- Kashaninejad M, Tabil LG. Pistachio (Pistacia vera L.). In: Yahia EM, ed. Postharvest Biology and Technology of Tropical and Subtropical Fruits: Volume 4: Mangosteen to White Sapote. Cambridge, UK: Woodhead Publishing Ltd.; 2011:218-246.
- Fathalizadeh J, Bagheri V, Khorramdelazad H, et al. Induction of apoptosis by pistachio (Pistacia vera L.) hull extract and its molecular mechanisms of action in human hepatoma cell line HepG2. Cell Mol Biol. 2015;61(7):128-134. doi : 10.14715/cmb/2015.61.7.20

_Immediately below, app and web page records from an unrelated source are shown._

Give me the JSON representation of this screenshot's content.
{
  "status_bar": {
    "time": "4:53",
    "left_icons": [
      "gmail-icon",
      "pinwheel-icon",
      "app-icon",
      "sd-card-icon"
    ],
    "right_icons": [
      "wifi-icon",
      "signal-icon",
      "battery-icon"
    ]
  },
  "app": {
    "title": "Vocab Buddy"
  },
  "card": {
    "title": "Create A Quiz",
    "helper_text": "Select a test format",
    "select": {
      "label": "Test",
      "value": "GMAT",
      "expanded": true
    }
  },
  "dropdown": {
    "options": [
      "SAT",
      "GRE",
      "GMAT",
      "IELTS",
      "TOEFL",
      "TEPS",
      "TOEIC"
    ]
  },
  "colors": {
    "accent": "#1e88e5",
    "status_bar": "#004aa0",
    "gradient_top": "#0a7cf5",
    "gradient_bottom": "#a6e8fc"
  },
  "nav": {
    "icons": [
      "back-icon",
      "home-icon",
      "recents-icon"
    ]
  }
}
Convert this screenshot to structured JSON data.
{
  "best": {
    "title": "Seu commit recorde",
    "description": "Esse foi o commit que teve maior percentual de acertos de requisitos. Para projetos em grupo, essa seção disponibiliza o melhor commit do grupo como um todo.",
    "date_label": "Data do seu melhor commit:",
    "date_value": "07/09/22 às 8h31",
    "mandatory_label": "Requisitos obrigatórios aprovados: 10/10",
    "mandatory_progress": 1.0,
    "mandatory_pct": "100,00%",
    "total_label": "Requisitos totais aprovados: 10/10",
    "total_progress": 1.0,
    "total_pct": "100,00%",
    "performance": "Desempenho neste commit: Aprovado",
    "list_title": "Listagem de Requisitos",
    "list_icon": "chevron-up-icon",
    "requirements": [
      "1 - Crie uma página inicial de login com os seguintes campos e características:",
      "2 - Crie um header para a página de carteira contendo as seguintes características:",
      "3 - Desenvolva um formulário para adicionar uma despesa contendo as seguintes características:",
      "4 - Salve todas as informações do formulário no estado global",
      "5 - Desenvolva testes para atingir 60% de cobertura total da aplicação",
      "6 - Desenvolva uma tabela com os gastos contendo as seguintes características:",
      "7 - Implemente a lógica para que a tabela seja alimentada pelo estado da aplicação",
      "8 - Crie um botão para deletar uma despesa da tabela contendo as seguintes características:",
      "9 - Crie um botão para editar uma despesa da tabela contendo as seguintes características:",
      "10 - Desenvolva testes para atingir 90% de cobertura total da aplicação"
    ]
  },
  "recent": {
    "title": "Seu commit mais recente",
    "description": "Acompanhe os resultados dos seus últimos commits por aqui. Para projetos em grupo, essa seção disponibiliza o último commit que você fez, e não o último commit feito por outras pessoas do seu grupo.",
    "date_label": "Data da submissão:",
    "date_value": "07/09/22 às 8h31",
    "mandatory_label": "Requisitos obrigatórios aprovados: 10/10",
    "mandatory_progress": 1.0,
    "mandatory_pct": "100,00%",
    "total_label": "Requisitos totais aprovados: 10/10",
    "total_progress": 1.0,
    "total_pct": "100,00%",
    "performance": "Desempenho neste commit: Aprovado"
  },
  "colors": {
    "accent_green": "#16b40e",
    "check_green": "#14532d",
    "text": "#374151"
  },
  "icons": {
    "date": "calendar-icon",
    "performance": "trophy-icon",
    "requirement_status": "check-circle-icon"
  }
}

- Rauf A, Patel S, Uddin G, et al. Phytochemical, ethnomedicinal uses and pharmacological profile of genus Pistacia. Biomed Pharmacother. 2017;86(December):393-404. doi:10.1016/j.biopha.2016.12.017.
- Al-Saghir MG. Evolutionary history of the genus Pistacia (Anacardiaceae). Int J Bot. 2009. doi:10.3923/ijb.2009.255.257.
- Salas-Salvadó J, Casas-Agustench P, Salas-Huetos A. Cultural and historical aspects of Mediterranean nuts with emphasis on their attributed healthy and nutritional properties. Nutr Metab Cardiovasc Dis. 2011;21(SUPPL. 1). doi:10.1016/j.numecd.2010.10.013.
- Sheridan MJ, Cooper JN, Erario M, Cheifetz CE. Pistachio nut consumption and serum lipid levels. J Am Coll Nutr. 2007;26(2):141-148.
- Hernández-Alonso P, Salas-Salvadó J, Baldrich-Mora M, Mallol R, Correig X, Bulló M. Effect of pistachio consumption on plasma lipoprotein subclasses in pre-diabetic subjects. Nutr Metab Cardiovasc Dis. 2015. doi:10.1016/j.numecd.2015.01.013.
- Barreca D, Laganà G, Leuzzi U, Smeriglio A, Trombetta D, Bellocco E. Evaluation of the nutraceutical, antioxidant and cytoprotective properties of ripe pistachio (Pistacia vera L., variety Bronte) hulls. Food Chem. 2016;196:493-502. doi:10.1016/j.foodchem.2015.09.077.
- Martorana M, Arcoraci T, Rizza L, et al. In vitro antioxidant and in vivo photoprotective effect of pistachio (Pistacia vera L., variety Bronte) seed and skin extracts. Fitoterapia. 2013;85(1):41-48. doi:10.1016/j.fitote.2012.12.032.
- Seeram NP, Zhang Y, Henning SM, et al. Pistachio skin phenolics are destroyed by bleaching resulting in reduced antioxidative capacities. J Agric Food Chem. 2006;54(19):7036-7040. doi:10.1021/jf0614948.
- Bui-Klimke TR, Guclu H, Kensler TW, Yuan JM, Wu F. Aflatoxin regulations and global pistachio trade: Insights from social network analysis. PLoS One. 2014;9(3). doi:10.1371/journal.pone.0092149.
- United States Department of Agriculture. Basic Report: 12151, Nuts, pistachio nuts, raw. National Nutrient Database for Standard Reference Release 28. May 2016. Available at: https://ndb.nal.usda.gov/ndb/foods/show/3687. Accessed February 26, 2018.
- Chickpea crab salad with citrus vinaigrette. Cooking for 2. 2008(Summer):31. Available at: www.tasteofhome.com/recipes/chickpea-crab-salad-with-citrus-vinaigrette. Accessed February 26, 2018.
- Bauman H, Woo T. Food as Medicine: Cumin (Cuminum cyminum, Apiaceae). HerbalEGram. 2016;13(10). Available at: http://cms.herbalgram.org/heg/volume13/10October/FAMCumin.html. Accessed February 26, 2018.
- Bauman H, Houck M. Food as Medicine: Chickpea (Cicer arietinum, Fabaceae). HerbalEGram. 2015;12(11). Available at: http://cms.herbalgram.org/heg/volume12/11November/FoodAsMedicine_Chickpea.html. Accessed February 26, 2018.
- Bauman H, MacLean K. Food as Medicine: Carrot (Daucus carota, Apiaceae). HerbalEGram. 2014;11(12). Available at: http://cms.herbalgram.org/heg/volume11/12December/December2014FaMcarrots.html. Accessed February 26, 2018.